Judgement Name -Uttarakhand Purva Sainik Kalyan Nigam Limited v. Nothern Coalfields Limited
Citation: (2020) 2 SCC 455
Coram: Indu Malhotra and Ajay Rastogi
This case deals with the application of section 11 and the power of the court to refer matters for arbitration when application for appointment of arbitrators in time barred.
Facts & Issue: The parties entered into an agreement on 21.12.2010 under which the petitioner (Contractor) was required to provide security to the respondent company around the clock on need basis as per agreed contractual rates.
The Apex court identified the following as the main issue of the prevailing case- whether the High Court was justified in rejecting the application filed under section 11 for reference to arbitration the ground that it was barred by limitation?

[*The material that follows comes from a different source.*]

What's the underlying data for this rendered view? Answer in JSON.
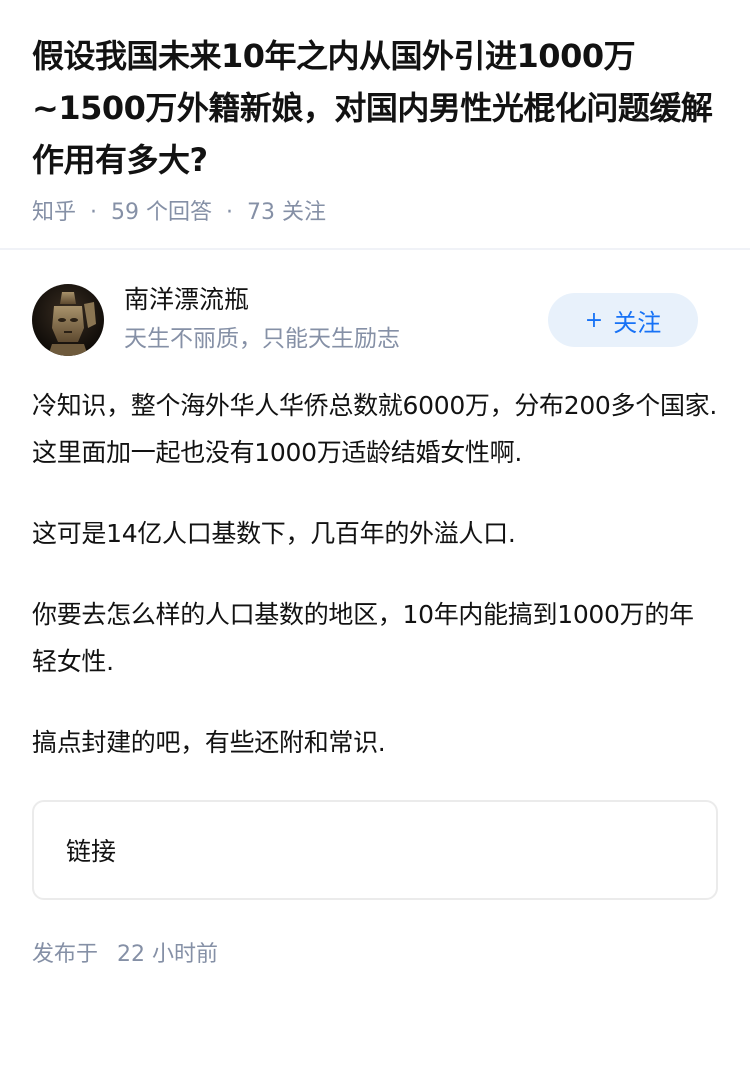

Rules applied in this case are section 16 that envisages within its scope the principle of kompetenz-kompetenz and section 11(6-A) that was added to the Arbitration and Conciliation Act, 1999 by way of an amendment in 2015. The doctrine of kompetenz-kompetenz and states that the Arbitral Tribunal shall always be competent to rule on its own jurisdiction including the validity and existence of the arbitral agreement. The court then moves to look at the intent of the legislature behind enacting the Arbitration Act. It identifies the necessity of minimal judicial interference and party autonomy as the foremost reasons for the same. The court concludes by saying that the issue of limitation is a jurisdictional one that ought to be decided by the Arbitrator and not the High Court at the pre-reference stage.
Before the enactment of section 11(6-A) th scope of power of the court extended to deciding the (i) validity of the arbitration agreement, (ii) whether person seeking the appointment of the arbitrator was a party to the arbitration agreement, (iii) whether the party making the application had approached the appropriate high court, (iv) whether the time barred claim was sought to be resurrected or (v) whether parties had resolved their dispute by deciding upon their rights and obligations and received final payment without objection. Since the enactment of section 11(6-A) that is a non-obstante clause, these rights as identified in certain Supreme Court judgments were legislatively overruled.
It is necessary to be noted that section 11(6-A) has been omitted from the 2019 Amendment.